··· Data supplied ···
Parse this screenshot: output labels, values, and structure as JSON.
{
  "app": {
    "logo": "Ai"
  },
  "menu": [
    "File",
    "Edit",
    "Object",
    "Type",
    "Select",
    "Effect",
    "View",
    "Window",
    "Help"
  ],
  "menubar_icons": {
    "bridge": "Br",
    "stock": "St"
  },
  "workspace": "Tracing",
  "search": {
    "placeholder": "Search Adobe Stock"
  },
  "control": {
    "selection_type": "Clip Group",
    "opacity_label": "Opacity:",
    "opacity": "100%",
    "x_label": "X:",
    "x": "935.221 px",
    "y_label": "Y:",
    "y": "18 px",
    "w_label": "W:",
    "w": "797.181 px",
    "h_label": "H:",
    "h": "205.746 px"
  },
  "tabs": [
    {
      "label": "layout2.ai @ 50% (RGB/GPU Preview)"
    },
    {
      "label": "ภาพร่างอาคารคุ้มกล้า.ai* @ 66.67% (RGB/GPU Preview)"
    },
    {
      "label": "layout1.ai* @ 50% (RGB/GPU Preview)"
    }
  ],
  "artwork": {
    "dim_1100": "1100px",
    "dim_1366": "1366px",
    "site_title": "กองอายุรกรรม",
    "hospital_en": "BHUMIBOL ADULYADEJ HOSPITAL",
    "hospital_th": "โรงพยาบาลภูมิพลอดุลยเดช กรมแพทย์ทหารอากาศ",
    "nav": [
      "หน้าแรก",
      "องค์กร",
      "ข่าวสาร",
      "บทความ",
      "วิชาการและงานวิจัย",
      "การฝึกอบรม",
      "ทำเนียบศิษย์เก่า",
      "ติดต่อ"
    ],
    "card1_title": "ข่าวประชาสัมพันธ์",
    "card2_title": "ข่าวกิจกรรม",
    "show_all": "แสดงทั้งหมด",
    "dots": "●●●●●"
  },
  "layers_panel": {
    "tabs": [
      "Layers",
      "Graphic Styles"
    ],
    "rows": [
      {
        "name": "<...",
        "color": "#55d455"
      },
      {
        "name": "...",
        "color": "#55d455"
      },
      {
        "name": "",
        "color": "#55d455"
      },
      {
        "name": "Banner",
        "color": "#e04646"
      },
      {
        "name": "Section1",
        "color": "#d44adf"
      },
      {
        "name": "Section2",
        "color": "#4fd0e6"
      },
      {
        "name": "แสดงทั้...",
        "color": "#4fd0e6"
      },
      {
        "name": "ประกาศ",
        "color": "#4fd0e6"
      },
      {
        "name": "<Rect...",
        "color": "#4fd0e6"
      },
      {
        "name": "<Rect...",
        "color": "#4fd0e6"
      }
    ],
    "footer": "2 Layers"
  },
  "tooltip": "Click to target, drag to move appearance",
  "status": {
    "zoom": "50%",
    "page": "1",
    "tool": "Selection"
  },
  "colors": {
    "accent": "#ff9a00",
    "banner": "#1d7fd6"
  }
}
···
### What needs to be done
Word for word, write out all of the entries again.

### Task solution
Parse this screenshot: output labels, values, and structure as JSON.
{
  "app": {
    "logo": "Ai"
  },
  "menu": [
    "File",
    "Edit",
    "Object",
    "Type",
    "Select",
    "Effect",
    "View",
    "Window",
    "Help"
  ],
  "menubar_icons": {
    "bridge": "Br",
    "stock": "St"
  },
  "workspace": "Tracing",
  "search": {
    "placeholder": "Search Adobe Stock"
  },
  "control": {
    "selection_type": "Clip Group",
    "opacity_label": "Opacity:",
    "opacity": "100%",
    "x_label": "X:",
    "x": "935.221 px",
    "y_label": "Y:",
    "y": "18 px",
    "w_label": "W:",
    "w": "797.181 px",
    "h_label": "H:",
    "h": "205.746 px"
  },
  "tabs": [
    {
      "label": "layout2.ai @ 50% (RGB/GPU Preview)"
    },
    {
      "label": "ภาพร่างอาคารคุ้มกล้า.ai* @ 66.67% (RGB/GPU Preview)"
    },
    {
      "label": "layout1.ai* @ 50% (RGB/GPU Preview)"
    }
  ],
  "artwork": {
    "dim_1100": "1100px",
    "dim_1366": "1366px",
    "site_title": "กองอายุรกรรม",
    "hospital_en": "BHUMIBOL ADULYADEJ HOSPITAL",
    "hospital_th": "โรงพยาบาลภูมิพลอดุลยเดช กรมแพทย์ทหารอากาศ",
    "nav": [
      "หน้าแรก",
      "องค์กร",
      "ข่าวสาร",
      "บทความ",
      "วิชาการและงานวิจัย",
      "การฝึกอบรม",
      "ทำเนียบศิษย์เก่า",
      "ติดต่อ"
    ],
    "card1_title": "ข่าวประชาสัมพันธ์",
    "card2_title": "ข่าวกิจกรรม",
    "show_all": "แสดงทั้งหมด",
    "dots": "●●●●●"
  },
  "layers_panel": {
    "tabs": [
      "Layers",
      "Graphic Styles"
    ],
    "rows": [
      {
        "name": "<...",
        "color": "#55d455"
      },
      {
        "name": "...",
        "color": "#55d455"
      },
      {
        "name": "",
        "color": "#55d455"
      },
      {
        "name": "Banner",
        "color": "#e04646"
      },
      {
        "name": "Section1",
        "color": "#d44adf"
      },
      {
        "name": "Section2",
        "color": "#4fd0e6"
      },
      {
        "name": "แสดงทั้...",
        "color": "#4fd0e6"
      },
      {
        "name": "ประกาศ",
        "color": "#4fd0e6"
      },
      {
        "name": "<Rect...",
        "color": "#4fd0e6"
      },
      {
        "name": "<Rect...",
        "color": "#4fd0e6"
      }
    ],
    "footer": "2 Layers"
  },
  "tooltip": "Click to target, drag to move appearance",
  "status": {
    "zoom": "50%",
    "page": "1",
    "tool": "Selection"
  },
  "colors": {
    "accent": "#ff9a00",
    "banner": "#1d7fd6"
  }
}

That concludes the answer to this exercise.